The grey-haired 62-year-old pulls out small rolls of “22-karat” gold paper and a large collection of metal stamps and rollers he uses to affix letters, lines and other symbols on to book covers.
At least four other Tunisian bookbinders toiled over tomes in the Medina of Tunis several decades ago, he recalls. But today, he says, he is the last one left.
“It’s not a good feeling,” he says, lamenting the extinction of his beloved profession.
Decades of work
An area that dates back to 698 CE, the Medina is home to about 700 historic monuments, including palaces, mosques and squares, according to UNESCO.
This is where Ben Sassi has been binding books of all kinds since 1974.
He graduated from a specialised high school programme for bookbinding in Tunis and completed apprenticeships in France and Greece, before joining the National Library of Tunisia.
He worked half days at the library, until his retirement in 2015, and spent the rest of his time in his workshop.
“I’m not one of those people who lives in cafes. I didn’t know how to play cards,” he tells Al Jazeera with a laugh. “My passion is my work.”
In the past, Ben Sassi would restore manuscripts by filling in each ripped point individually.
He now uses what is known as Japan paper, a natural, hand-made parchment composed of long fibres and affixed to the front and back of pages in need of repair.
Ben Sassi explains that Japan paper “maintains the page and really replaces it”. Once glued on, the paper is then rubbed onto the page and dyed to match its colour.
He chooses the type and colour of each leather covering based on the style most common at the time the book was originally published.
Most of his money is made by binding textbooks used by university faculties – law, engineering, and others.
A time-consuming process, bookbinding requires “a lot of patience”, he says.
Passing down skills
Today, Ben Sassi is hoping to pass his skills down to a new generation.

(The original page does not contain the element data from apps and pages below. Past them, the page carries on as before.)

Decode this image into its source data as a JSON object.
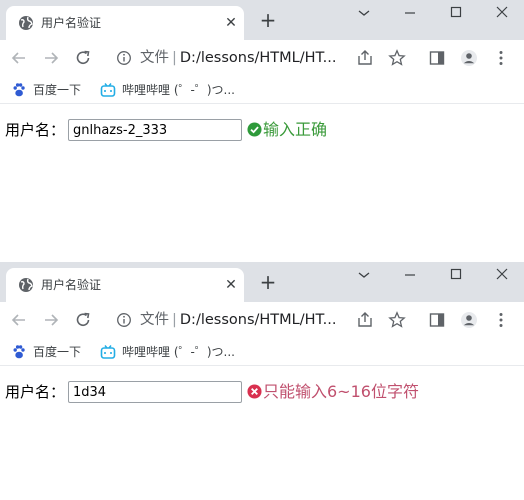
{
  "browser": {
    "tab_title": "用户名验证",
    "tab_close": "✕",
    "new_tab": "+",
    "omnibox_scheme": "文件",
    "omnibox_separator": "|",
    "omnibox_url": "D:/lessons/HTML/HT...",
    "bookmarks": [
      {
        "label": "百度一下",
        "icon": "baidu-paw-icon"
      },
      {
        "label": "哔哩哔哩 (゜-゜)つ...",
        "icon": "bilibili-tv-icon"
      }
    ]
  },
  "screens": [
    {
      "form": {
        "label": "用户名：",
        "value": "gnlhazs-2_333"
      },
      "validation": {
        "status": "success",
        "icon": "check-circle-icon",
        "message": "输入正确",
        "color": "#3a9a3a"
      }
    },
    {
      "form": {
        "label": "用户名：",
        "value": "1d34"
      },
      "validation": {
        "status": "error",
        "icon": "error-circle-icon",
        "message": "只能输入6~16位字符",
        "color": "#c0506e"
      }
    }
  ],
  "colors": {
    "tab_strip": "#dee1e6",
    "success": "#3a9a3a",
    "error": "#c0506e"
  }
}
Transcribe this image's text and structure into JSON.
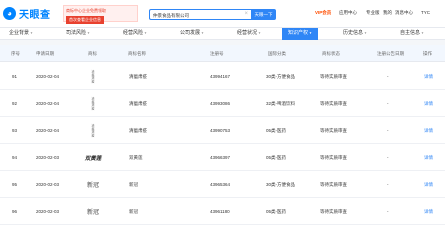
{
  "header": {
    "logo_text": "天眼查",
    "banner_line1": "商标中心企业免费领取",
    "banner_line2": "首次查看企业信息",
    "search_value": "仲景食品有限公司",
    "search_button": "天眼一下",
    "nav_vip": "VIP会员",
    "nav_items": [
      "应用中心",
      "专业版",
      "我的",
      "消息中心",
      "TYC"
    ]
  },
  "tabs": [
    {
      "label": "企业背景",
      "active": false
    },
    {
      "label": "司法风险",
      "active": false
    },
    {
      "label": "经营风险",
      "active": false
    },
    {
      "label": "公司发展",
      "active": false
    },
    {
      "label": "经营状况",
      "active": false
    },
    {
      "label": "知识产权",
      "active": true
    },
    {
      "label": "历史信息",
      "active": false
    },
    {
      "label": "自主信息",
      "active": false
    }
  ],
  "table": {
    "columns": [
      "序号",
      "申请日期",
      "商标",
      "商标名称",
      "注册号",
      "国际分类",
      "商标状态",
      "注册公告日期",
      "操作"
    ],
    "rows": [
      {
        "index": "91",
        "date": "2020-02-04",
        "mark_text": "清瘟肃疫",
        "mark_style": "vertical",
        "name": "清瘟肃疫",
        "reg_no": "43994167",
        "class": "30类-方便食品",
        "status": "等待实质审查",
        "notice": "-",
        "action": "详情"
      },
      {
        "index": "92",
        "date": "2020-02-04",
        "mark_text": "清瘟肃疫",
        "mark_style": "vertical",
        "name": "清瘟肃疫",
        "reg_no": "43993086",
        "class": "32类-啤酒饮料",
        "status": "等待实质审查",
        "notice": "-",
        "action": "详情"
      },
      {
        "index": "93",
        "date": "2020-02-04",
        "mark_text": "清瘟肃疫",
        "mark_style": "vertical",
        "name": "清瘟肃疫",
        "reg_no": "43990753",
        "class": "05类-医药",
        "status": "等待实质审查",
        "notice": "-",
        "action": "详情"
      },
      {
        "index": "94",
        "date": "2020-02-03",
        "mark_text": "双黄莲",
        "mark_style": "cursive",
        "name": "双黄莲",
        "reg_no": "43966397",
        "class": "05类-医药",
        "status": "等待实质审查",
        "notice": "-",
        "action": "详情"
      },
      {
        "index": "95",
        "date": "2020-02-03",
        "mark_text": "新冠",
        "mark_style": "plain",
        "name": "新冠",
        "reg_no": "43965364",
        "class": "30类-方便食品",
        "status": "等待实质审查",
        "notice": "-",
        "action": "详情"
      },
      {
        "index": "96",
        "date": "2020-02-03",
        "mark_text": "新冠",
        "mark_style": "plain",
        "name": "新冠",
        "reg_no": "43961180",
        "class": "05类-医药",
        "status": "等待实质审查",
        "notice": "-",
        "action": "详情"
      }
    ]
  }
}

He is currently teaching the craft to three young people in partnership with Dar El-Harka, a co-working space in the Medina. Last year, he taught four others.
His 24-year-old son helps out in the workshop, too.
Ben Sassi says he also wants to organise an exposition of restored manuscripts and bookbinding in Tunis to bring the art to a wider audience.
Despite the advent of technology, including iPads and tablets to read on, he is convinced there is still a need for bookbinding and restoration.
“The book is still surviving, even with computers,” he says.
Interest in the trade “is diminishing a bit, but there are still people who want to do bookbinding, who want to work with books”, he continues.
“When you read a book and you like it, you need to put a new suit [on it] … It’s something that lasts for life.”